One of my author Edith Maxwell’s favorite reference books is Wicked Plants: The Weed that Killed Lincoln’s Mother and Other Botanical Atrocities by Amy Stewart.
In it you can find descriptions of common toxic plants from azalea – “Eating any part of the plant can cause heart problems, vomiting, dizziness, and extreme weakness” – to yew: “Eating just a few seeds or a handful of leaves will bring on gastrointestinal symptoms, a dangerous drop in pulse rate, and possible heart failure.” In Edith’s short story “Reduction in Force” a poisonous tea from the garden dispatches the victim. In her story “The Stonecutter” (in Fish Nets, Wildside Press 2013) other poisonous garden plants are slipped into a kale stew.

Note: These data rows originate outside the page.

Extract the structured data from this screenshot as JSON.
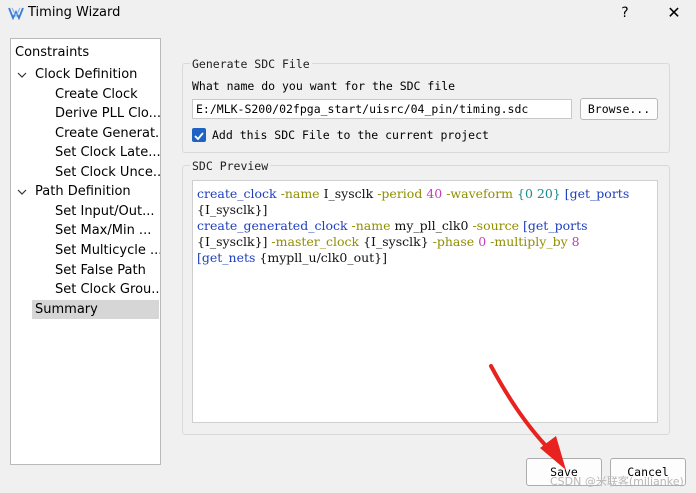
{
  "window": {
    "title": "Timing Wizard",
    "help_label": "?",
    "close_label": "✕"
  },
  "nav": {
    "items": [
      {
        "label": "Constraints",
        "level": 0
      },
      {
        "label": "Clock Definition",
        "level": 1
      },
      {
        "label": "Create Clock",
        "level": 2
      },
      {
        "label": "Derive PLL Clo...",
        "level": 2
      },
      {
        "label": "Create Generat...",
        "level": 2
      },
      {
        "label": "Set Clock Late...",
        "level": 2
      },
      {
        "label": "Set Clock Unce...",
        "level": 2
      },
      {
        "label": "Path Definition",
        "level": 1
      },
      {
        "label": "Set Input/Out...",
        "level": 2
      },
      {
        "label": "Set Max/Min ...",
        "level": 2
      },
      {
        "label": "Set Multicycle ...",
        "level": 2
      },
      {
        "label": "Set False Path",
        "level": 2
      },
      {
        "label": "Set Clock Grou...",
        "level": 2
      },
      {
        "label": "Summary",
        "level": 1,
        "selected": true
      }
    ]
  },
  "generate": {
    "group_title": "Generate SDC File",
    "question": "What name do you want for the SDC file",
    "file_path": "E:/MLK-S200/02fpga_start/uisrc/04_pin/timing.sdc",
    "browse_label": "Browse...",
    "checkbox_label": "Add this SDC File to the current project",
    "checkbox_checked": true
  },
  "preview": {
    "group_title": "SDC Preview",
    "line1": {
      "cmd": "create_clock",
      "opt1": "-name",
      "v1": "I_sysclk",
      "opt2": "-period",
      "n1": "40",
      "opt3": "-waveform",
      "b1": "{0 20}",
      "b2": "[get_ports"
    },
    "line2": {
      "b3": "{I_sysclk}]"
    },
    "line3": {
      "cmd": "create_generated_clock",
      "opt1": "-name",
      "v1": "my_pll_clk0",
      "opt2": "-source",
      "b1": "[get_ports"
    },
    "line4": {
      "b2": "{I_sysclk}]",
      "opt1": "-master_clock",
      "v1": "{I_sysclk}",
      "opt2": "-phase",
      "n1": "0",
      "opt3": "-multiply_by",
      "n2": "8"
    },
    "line5": {
      "b1": "[get_nets",
      "v1": "{mypll_u/clk0_out}]"
    }
  },
  "footer": {
    "save_label": "Save",
    "cancel_label": "Cancel"
  },
  "watermark": "CSDN @米联客(milianke)",
  "colors": {
    "keyword": "#1e3fbf",
    "option": "#8f8f00",
    "number": "#c23bbd",
    "annotation_arrow": "#e8231f",
    "checkbox": "#1e63c4"
  }
}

Another good resource is Book of Poisons: A Guide for Writers by Serita Stevens and Anne Bannon. It includes poisonous plants and fragile fungi, but also lists medical and
industrial poisons and poisons by toxicity. Watch out for the common deadly nightshade, hemlock, jimson weed, lily of the valley, monkshood, oleander, black-eyed susan, rhubarb leaves, and of course, the strychnine tree.
Readers: Have you come across deadly plants in your garden? Or used them in your writing?
Edith Maxwell writes the Local Foods mystery series from Kensington Publishing, in which geek-turned-organic farmer Cam Flaherty grows produce even in the winter for members of the Locavore club, but also has to solve more than one case of locally sourced murder.